CEO Mark Zuckerberg boards an elevator after meeting with Sen. Dianne Feinstein, D-Calif., in the Hart Building on Monday. Zuckerberg is on Capitol Hill to testify before the House and Senate this week. (Bill Clark/CQ Roll Call)

The lawmakers questioning Facebook CEO Mark Zuckerberg are not strangers to politics on Facebook — many have paid to use its microtargeted advertising technology in campaigns.

In all, 43 lawmakers sit on the Senate Judiciary and Commerce committees, along with 55 on the House Energy and Commerce panel. And every one of them has a verified Facebook page.

Facebook’s Lobbying Team Faces Test With Zuckerberg on Hill
Zuckerberg intends to approach appearance in a contrite and humble manner, sources say

Mark Zuckerberg, chief executive officer and founder of Facebook, is leaning on an expanding roster of well-connected lobbyists and message-shapers at his company, as well as a team of outside consultants, to prepare for questions from members of Congress this week. (Photo by Drew Angerer/Getty Images file photo)

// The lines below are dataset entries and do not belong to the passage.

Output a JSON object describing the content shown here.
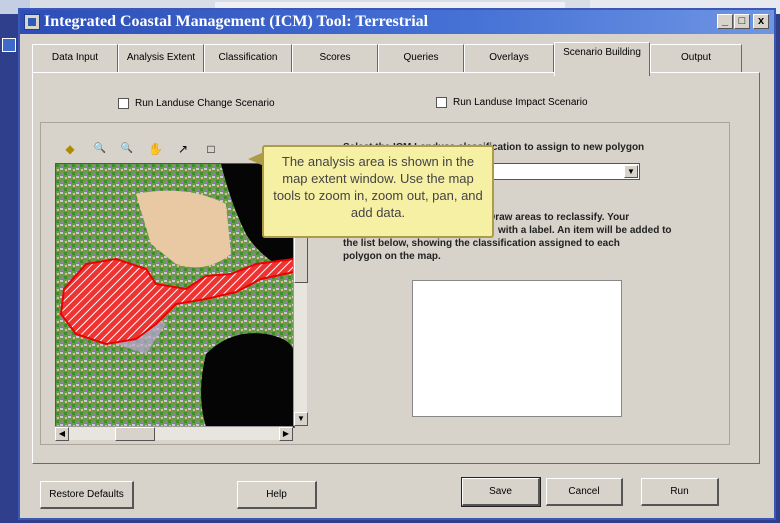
{
  "window": {
    "title": "Integrated Coastal Management (ICM) Tool: Terrestrial",
    "controls": {
      "minimize": "_",
      "maximize": "□",
      "close": "x"
    }
  },
  "tabs": [
    {
      "label": "Data Input"
    },
    {
      "label": "Analysis Extent"
    },
    {
      "label": "Classification"
    },
    {
      "label": "Scores"
    },
    {
      "label": "Queries"
    },
    {
      "label": "Overlays"
    },
    {
      "label": "Scenario Building",
      "active": true
    },
    {
      "label": "Output"
    }
  ],
  "scenario": {
    "run_landuse_change": "Run Landuse Change Scenario",
    "run_landuse_impact": "Run Landuse Impact Scenario"
  },
  "map_tools": [
    {
      "name": "add-data-icon",
      "glyph": "◆"
    },
    {
      "name": "zoom-in-icon",
      "glyph": "🔍"
    },
    {
      "name": "zoom-out-icon",
      "glyph": "🔍"
    },
    {
      "name": "pan-icon",
      "glyph": "✋"
    },
    {
      "name": "identify-icon",
      "glyph": "↗"
    },
    {
      "name": "clear-icon",
      "glyph": "□"
    }
  ],
  "instructions": {
    "select_label": "Select the ICM Landuse classification to assign to new polygon",
    "draw_text_1": "Draw areas to reclassify. Your",
    "draw_text_2": "with a label. An item will be added to",
    "draw_text_3": "the list below, showing the classification assigned to each",
    "draw_text_4": "polygon on the map."
  },
  "tooltip": {
    "text": "The analysis area is shown in the map extent window.  Use the map tools to zoom in, zoom out, pan, and add data."
  },
  "buttons": {
    "restore_defaults": "Restore Defaults",
    "help": "Help",
    "save": "Save",
    "cancel": "Cancel",
    "run": "Run"
  }
}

Facebook chief Mark Zuckerberg’s highly anticipated debut as a congressional witness this week marks an unprecedented step in the company’s decade-long effort to wield influence in the nation’s capital.    

The social media titan is leaning on an expanding roster of well-connected lobbyists and message shapers at his company, as well as a team of outside consultants, to prepare for a host of questions from senators on Tuesday and House members Wednesday. Lawmakers plan to probe everything from a scandal involving Facebook users’ data to the secretive sources of campaign ads on the platform.